This second image was to highlight the regret, worry and negative emotions that come after an outburst of rage. The sketch was under-developed, but I ran with it and tried to use a relationship between colour and limited colour palette to evoke the work of Paul Blow.
This is probably where the cohesion of style between the two images matters the most and will be where I focus my amendments.
Editorial 10: 'Sage Concern' P: The Guardian Weekend D: 20/10
AD: Source your own article, produce a photoshop template and illustrate as you wish.
I'm a foody at heart, there's no denying it. Much to the disdain of my girlfriend, I love to watch cooking/baking/food shows if they're on. So when I flipped through The Guardian Weekend and saw this article, I settled on it quite quickly. It's part of a series by TV chef Hugh Fernley-Whittingstall, which looks at a particular herb; it's origins, uses and lists a couple of recipes which feature it to. This particular article focuses on sage.
Thinking about the beautiful illustrations of Emma Dibben, I went with my desire to work with water colour. The main image of this double page spread was a lovely big photo, of the recipe discussed to the right of the article. I didn't want to replicate that though, as there us a bulk of text which describes various food stuffs which commonly feature the herb; a few of which were quite peculiar/I had never come across before and felt intrigued to visualise.
My main issue for this editorial was time. I finished it over the weekend, but didn't have access to a scanner, so had to scan and re-size the individual paintings the morning of the hand-in. I thought I had given myself plenty of time, but of course the scanner didn't want to play ball for a good 20 minutes.
However, now with adequate time there are plenty of amendments I can make. Most glaringly is the need to adjust the images so that the white of the water colour paper is the same as the pure background white. I should probably pay more attention to the scale of the different foodstuffs in relationship to each other as well as standardise the size of the text. The illustrations fill the space well, but I could probably have a bit of a fiddle to try and minimise the white space separating them.

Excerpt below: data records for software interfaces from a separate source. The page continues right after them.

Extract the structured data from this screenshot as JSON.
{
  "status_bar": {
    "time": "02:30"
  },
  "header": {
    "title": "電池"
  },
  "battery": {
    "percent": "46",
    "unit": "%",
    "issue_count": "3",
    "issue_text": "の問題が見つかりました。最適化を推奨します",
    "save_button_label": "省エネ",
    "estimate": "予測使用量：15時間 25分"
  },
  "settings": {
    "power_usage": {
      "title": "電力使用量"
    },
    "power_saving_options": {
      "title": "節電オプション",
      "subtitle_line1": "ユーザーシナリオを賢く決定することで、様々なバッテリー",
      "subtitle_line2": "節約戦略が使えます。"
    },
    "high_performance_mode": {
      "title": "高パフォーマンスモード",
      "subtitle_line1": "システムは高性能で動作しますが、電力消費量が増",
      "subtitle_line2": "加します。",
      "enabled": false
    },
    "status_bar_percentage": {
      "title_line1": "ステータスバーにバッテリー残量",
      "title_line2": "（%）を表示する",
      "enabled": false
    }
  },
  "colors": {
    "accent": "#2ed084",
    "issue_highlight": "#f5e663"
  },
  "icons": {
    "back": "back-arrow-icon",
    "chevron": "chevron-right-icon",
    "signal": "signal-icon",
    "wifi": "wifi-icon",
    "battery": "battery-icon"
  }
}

The second illustration is a caricature of sorts, replacing a photograph of Hugh. I need to edit the levels of the pencil layer on top of the water colours, perhaps even replacing it with pen, so that it is clearer to see. I will also consider drawing some sort of background pattern or implementing a plain background.